## ABOUT THIS EXERCISE
Copy out each line of the entries below in which the string "title" appears.
━━━━━━━━━━━━━━━━━━━━
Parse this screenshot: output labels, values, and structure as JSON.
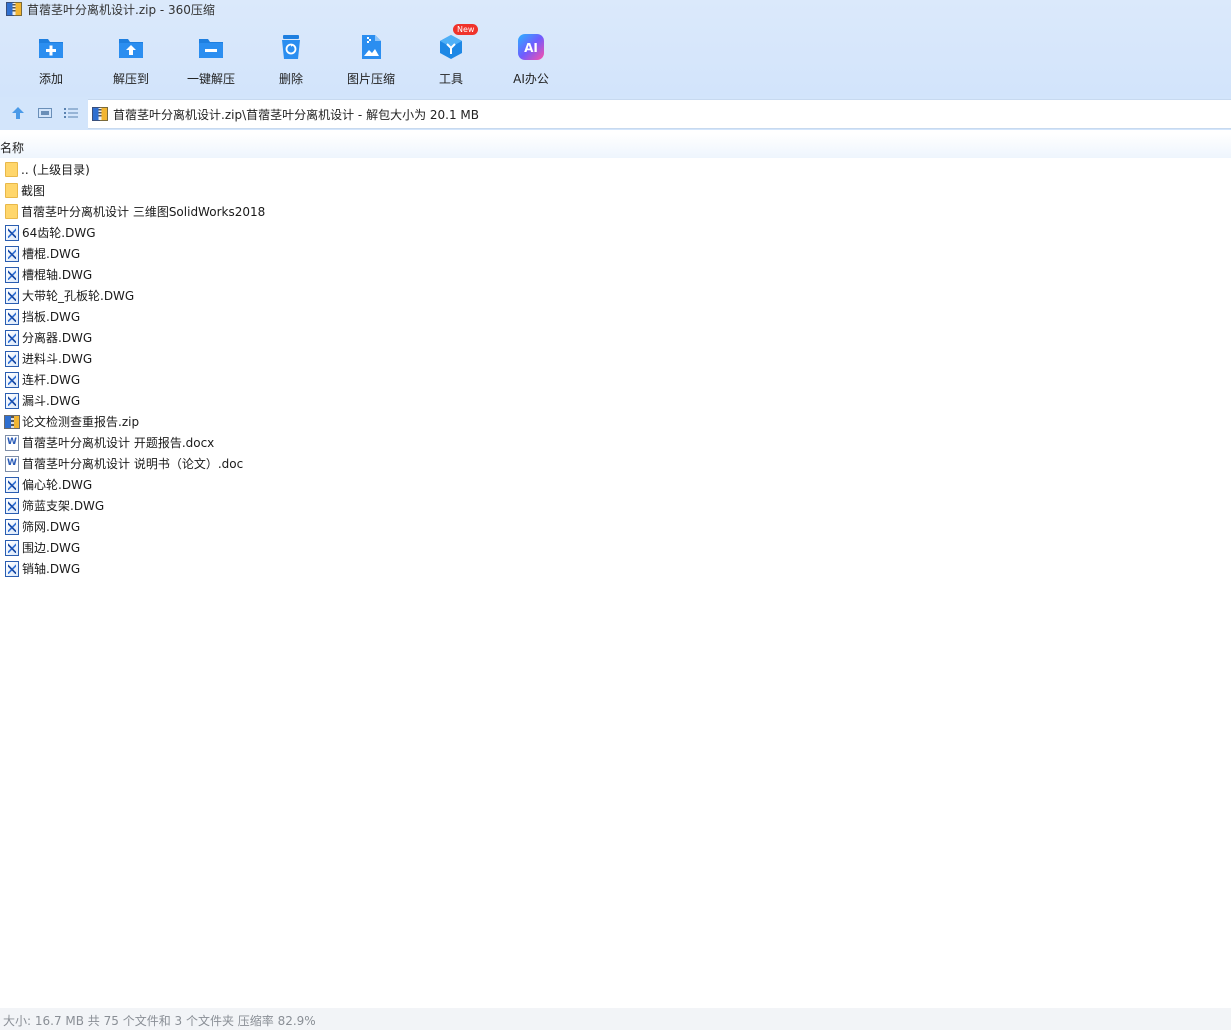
{
  "window": {
    "title": "苜蓿茎叶分离机设计.zip - 360压缩"
  },
  "toolbar": {
    "buttons": [
      {
        "label": "添加",
        "icon": "add-folder-icon"
      },
      {
        "label": "解压到",
        "icon": "extract-to-icon"
      },
      {
        "label": "一键解压",
        "icon": "one-click-extract-icon"
      },
      {
        "label": "删除",
        "icon": "delete-trash-icon"
      },
      {
        "label": "图片压缩",
        "icon": "image-compress-icon"
      },
      {
        "label": "工具",
        "icon": "tools-cube-icon",
        "badge": "New"
      },
      {
        "label": "AI办公",
        "icon": "ai-office-icon"
      }
    ]
  },
  "nav": {
    "address": "苜蓿茎叶分离机设计.zip\\苜蓿茎叶分离机设计 - 解包大小为 20.1 MB"
  },
  "columns": {
    "name": "名称"
  },
  "files": [
    {
      "name": ".. (上级目录)",
      "type": "folder"
    },
    {
      "name": "截图",
      "type": "folder"
    },
    {
      "name": "苜蓿茎叶分离机设计 三维图SolidWorks2018",
      "type": "folder"
    },
    {
      "name": "64齿轮.DWG",
      "type": "dwg"
    },
    {
      "name": "槽棍.DWG",
      "type": "dwg"
    },
    {
      "name": "槽棍轴.DWG",
      "type": "dwg"
    },
    {
      "name": "大带轮_孔板轮.DWG",
      "type": "dwg"
    },
    {
      "name": "挡板.DWG",
      "type": "dwg"
    },
    {
      "name": "分离器.DWG",
      "type": "dwg"
    },
    {
      "name": "进料斗.DWG",
      "type": "dwg"
    },
    {
      "name": "连杆.DWG",
      "type": "dwg"
    },
    {
      "name": "漏斗.DWG",
      "type": "dwg"
    },
    {
      "name": "论文检测查重报告.zip",
      "type": "zip"
    },
    {
      "name": "苜蓿茎叶分离机设计 开题报告.docx",
      "type": "word"
    },
    {
      "name": "苜蓿茎叶分离机设计 说明书（论文）.doc",
      "type": "word"
    },
    {
      "name": "偏心轮.DWG",
      "type": "dwg"
    },
    {
      "name": "筛蓝支架.DWG",
      "type": "dwg"
    },
    {
      "name": "筛网.DWG",
      "type": "dwg"
    },
    {
      "name": "围边.DWG",
      "type": "dwg"
    },
    {
      "name": "销轴.DWG",
      "type": "dwg"
    }
  ],
  "status": {
    "text": "大小: 16.7 MB 共 75 个文件和 3 个文件夹 压缩率 82.9%"
  },
  "colors": {
    "chrome_bg": "#d6e6fb",
    "accent_blue": "#1e88e5",
    "badge_red": "#f0332b"
  }
}
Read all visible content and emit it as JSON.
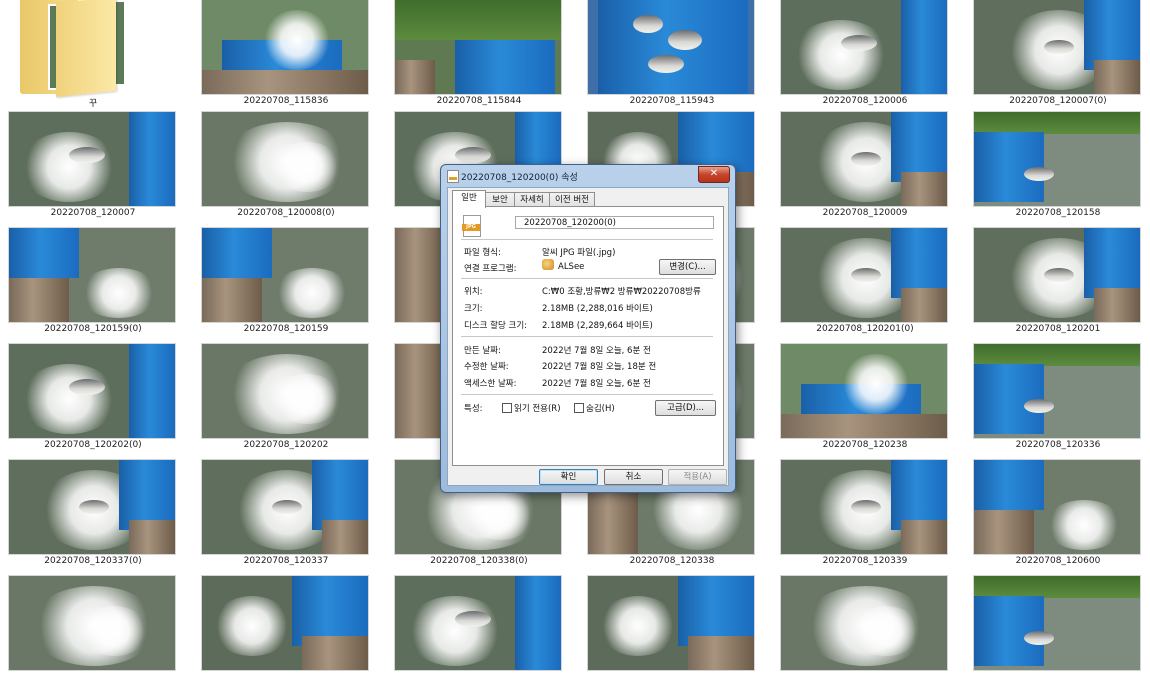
{
  "explorer": {
    "folder": {
      "label": "꾸"
    },
    "tiles": [
      {
        "label": "20220708_115836",
        "scene": "net"
      },
      {
        "label": "20220708_115844",
        "scene": "bucketman"
      },
      {
        "label": "20220708_115943",
        "scene": "bucketfish"
      },
      {
        "label": "20220708_120006",
        "scene": "throw"
      },
      {
        "label": "20220708_120007(0)",
        "scene": "splashbucket"
      },
      {
        "label": "20220708_120007",
        "scene": "throw"
      },
      {
        "label": "20220708_120008(0)",
        "scene": "splash"
      },
      {
        "label": "",
        "scene": "throw"
      },
      {
        "label": "",
        "scene": "bucket"
      },
      {
        "label": "20220708_120009",
        "scene": "splashbucket"
      },
      {
        "label": "20220708_120158",
        "scene": "lake"
      },
      {
        "label": "20220708_120159(0)",
        "scene": "pour"
      },
      {
        "label": "20220708_120159",
        "scene": "pour"
      },
      {
        "label": "",
        "scene": "board"
      },
      {
        "label": "",
        "scene": "board"
      },
      {
        "label": "20220708_120201(0)",
        "scene": "splashbucket"
      },
      {
        "label": "20220708_120201",
        "scene": "splashbucket"
      },
      {
        "label": "20220708_120202(0)",
        "scene": "throw"
      },
      {
        "label": "20220708_120202",
        "scene": "splash"
      },
      {
        "label": "",
        "scene": "board"
      },
      {
        "label": "",
        "scene": "board"
      },
      {
        "label": "20220708_120238",
        "scene": "net"
      },
      {
        "label": "20220708_120336",
        "scene": "lake"
      },
      {
        "label": "20220708_120337(0)",
        "scene": "splashbucket"
      },
      {
        "label": "20220708_120337",
        "scene": "splashbucket"
      },
      {
        "label": "20220708_120338(0)",
        "scene": "splash"
      },
      {
        "label": "20220708_120338",
        "scene": "board"
      },
      {
        "label": "20220708_120339",
        "scene": "splashbucket"
      },
      {
        "label": "20220708_120600",
        "scene": "pour"
      },
      {
        "label": "",
        "scene": "splash"
      },
      {
        "label": "",
        "scene": "bucket"
      },
      {
        "label": "",
        "scene": "throw"
      },
      {
        "label": "",
        "scene": "bucket"
      },
      {
        "label": "",
        "scene": "splash"
      },
      {
        "label": "",
        "scene": "lake"
      }
    ]
  },
  "dialog": {
    "title": "20220708_120200(0) 속성",
    "close_glyph": "✕",
    "tabs": [
      "일반",
      "보안",
      "자세히",
      "이전 버전"
    ],
    "file_icon_text": "JPG",
    "file_name": "20220708_120200(0)",
    "rows": {
      "file_type": {
        "label": "파일 형식:",
        "value": "알씨 JPG 파일(.jpg)"
      },
      "open_with": {
        "label": "연결 프로그램:",
        "value": "ALSee",
        "button": "변경(C)..."
      },
      "location": {
        "label": "위치:",
        "value": "C:₩0 조황,방류₩2 방류₩20220708방류"
      },
      "size": {
        "label": "크기:",
        "value": "2.18MB (2,288,016 바이트)"
      },
      "size_on_disk": {
        "label": "디스크 할당 크기:",
        "value": "2.18MB (2,289,664 바이트)"
      },
      "created": {
        "label": "만든 날짜:",
        "value": "2022년 7월 8일 오늘, 6분 전"
      },
      "modified": {
        "label": "수정한 날짜:",
        "value": "2022년 7월 8일 오늘, 18분 전"
      },
      "accessed": {
        "label": "액세스한 날짜:",
        "value": "2022년 7월 8일 오늘, 6분 전"
      },
      "attributes": {
        "label": "특성:",
        "readonly": "읽기 전용(R)",
        "hidden": "숨김(H)",
        "advanced": "고급(D)..."
      }
    },
    "buttons": {
      "ok": "확인",
      "cancel": "취소",
      "apply": "적용(A)"
    }
  }
}
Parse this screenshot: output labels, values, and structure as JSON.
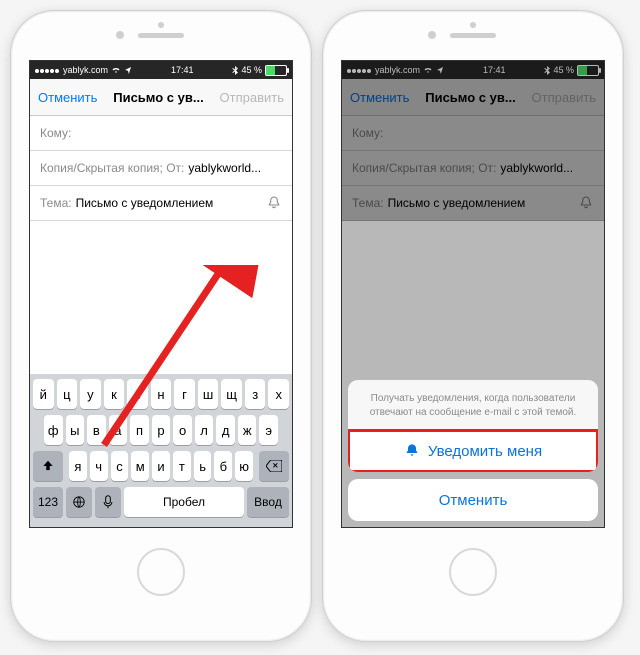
{
  "statusbar": {
    "carrier": "yablyk.com",
    "time": "17:41",
    "battery_pct": "45 %"
  },
  "nav": {
    "cancel": "Отменить",
    "title": "Письмо с ув...",
    "send": "Отправить"
  },
  "fields": {
    "to_label": "Кому:",
    "cc_label": "Копия/Скрытая копия; От:",
    "cc_value": "yablykworld...",
    "subject_label": "Тема:",
    "subject_value": "Письмо с уведомлением"
  },
  "keyboard": {
    "row1": [
      "й",
      "ц",
      "у",
      "к",
      "е",
      "н",
      "г",
      "ш",
      "щ",
      "з",
      "х"
    ],
    "row2": [
      "ф",
      "ы",
      "в",
      "а",
      "п",
      "р",
      "о",
      "л",
      "д",
      "ж",
      "э"
    ],
    "row3_mid": [
      "я",
      "ч",
      "с",
      "м",
      "и",
      "т",
      "ь",
      "б",
      "ю"
    ],
    "num": "123",
    "space": "Пробел",
    "enter": "Ввод"
  },
  "sheet": {
    "message": "Получать уведомления, когда пользователи отвечают на сообщение e-mail с этой темой.",
    "notify": "Уведомить меня",
    "cancel": "Отменить"
  }
}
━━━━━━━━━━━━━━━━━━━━
## SOLUTION TO THE PROBLEM
    "title": "苜蓿茎叶分离机设计.zip - 360压缩"
    "title": "20220708_120200(0) 속성",
    "title": "Письмо с ув...",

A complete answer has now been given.